Understanding Radio Waves & Wireless Mic Frequencies

Understanding Radio Waves & Wireless Mic Frequencies

Wireless audio devices transmit audio across a wide range of radio frequencies. This spectrum is called the frequency band. If a particular frequency on the spectrum becomes crowded, interference can occur, creating serious issues for devices relied on in public safety, military, emergency response, and other critical sectors. For this reason, wireless audio devices are designed to operate within a specific frequency band that abides by a country’s laws.

What are Radio Waves?

Radio waves are a form of electromagnetic radiation that can be used to send wireless or radio communications in the form of sound, data, position tracking, and more.  These waveforms move at near the speed of light within the Earth’s atmosphere, and make up just one of the seven spectrums of electromagnetic waveforms.

You might recognize the others: Microwaves, Infrared, Visible, Ultraviolet, X-Ray, and Gamma Rays.

Radio waves vs sound waves
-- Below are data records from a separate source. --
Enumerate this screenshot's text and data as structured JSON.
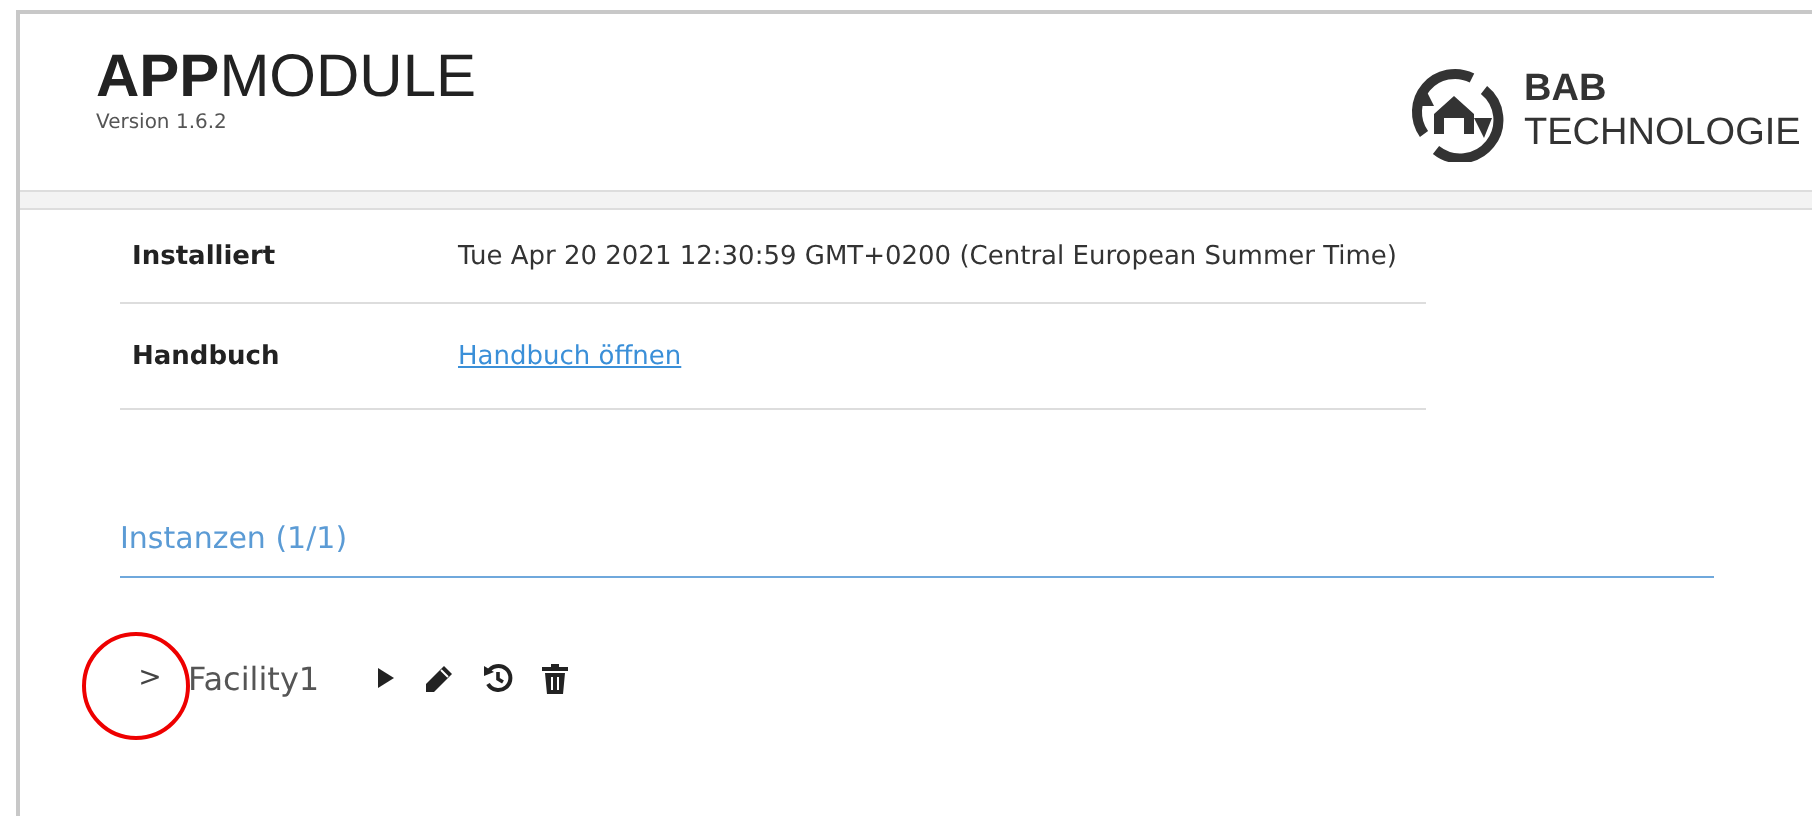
{
  "header": {
    "title": "**APP**MODULE",
    "version": "Version 1.6.2",
    "logo": {
      "line_1": "BAB",
      "line_2": "TECHNOLOGIE"
    }
  },
  "info": [
    {
      "label": "Installiert",
      "value": "Tue Apr 20 2021 12:30:59 GMT+0200 (Central European Summer Time)",
      "kind": "text"
    },
    {
      "label": "Handbuch",
      "value": "Handbuch öffnen",
      "kind": "link"
    }
  ],
  "instances": {
    "heading": "Instanzen (1/1)",
    "items": [
      {
        "chevron": ">",
        "name": "Facility1",
        "expanded": false,
        "highlighted": true
      }
    ]
  }
}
Since radios are often associated with producing sound, there is often confusion over whether or not radio waves are the same as or similar to sound waves. The two are in fact very different.

Sound waves are considered mechanical, meaning they must have a medium (e.g. air, water, etc…) to pass through, otherwise no sound will be produced. The vibrations detected in the medium are what we perceive as sound.

Radio waves, on the other hand, are electromagnetic and can even exist in a vacuum with no medium present. Instead of vibrating molecules like in sound waves, radio waves are created by an oscillating electrical field.

What are wireless mic frequencies?

Yamaha_RM-WDR_z_0002.pngRadio waves can be artificially created by use of a transmitter device and then received by a radio receiver, two elements commonly found in wireless microphone systems. These mics can be set to operate at a specific wireless mic frequency, changing the behavior of their transmitted radio waves and the space they compete in with other devices.

Wireless microphone systems are designed with a specific frequency range in mind, where it’s important not to interfere with other equipment operating in ranges specified by a country’s laws.

What is the best frequency for wireless microphones?

Different frequencies not only have legal implications, but can also deliver different levels of performance depending on the use case. For long distance communications, for example, lower frequencies in the 470 to 548MHz bands hold up the best in terms of distance and clarity.

When it comes to delivering crystal clear audio across a classroom or within a conference room, however, higher frequencies can deliver more dynamic and higher quality sound in shorter distances. Some wireless mics operate in the 2.4 MHz band which performs well in ideal environments, such as a recording studio. However, frequencies this high can meet interference from wi-fi signals and even simple obstructions such as objects or thin walls.

At Yamaha UC, we configure our wireless microphone systems around the DECT band in the 1.9 MHz range for ideal performance and minimal interference in environments such as office boardrooms, training spaces, and classrooms. This frequency band is not only viable in the U.S, but also works in countries like Japan, Australia, the UK, and more.

For reference, here is the frequency range across our line of wireless microphone offerings:

  • USA, Canada: 1920.0 MHz - 1930.0 MHz

  • Japan: 1893.5 MHz - 1906.1 MHz

  • EU, Australia, New Zealand, Norway, UK: 1880.0 MHz - 1900.0 MHz

Dial into the right frequency with Yamaha UC

Yamaha UC provides best-in-class wireless microphone solutions for a variety of workspaces including conference rooms, classrooms and lecture halls, and medical facilities. From handheld wireless mic kits to full tabletop solutions, you can depend on Yamaha UC to deliver crystal clear audio with minimal setup.

Contact us today to talk to a Yamaha UC expert for wireless microphone recommendations based on your needs.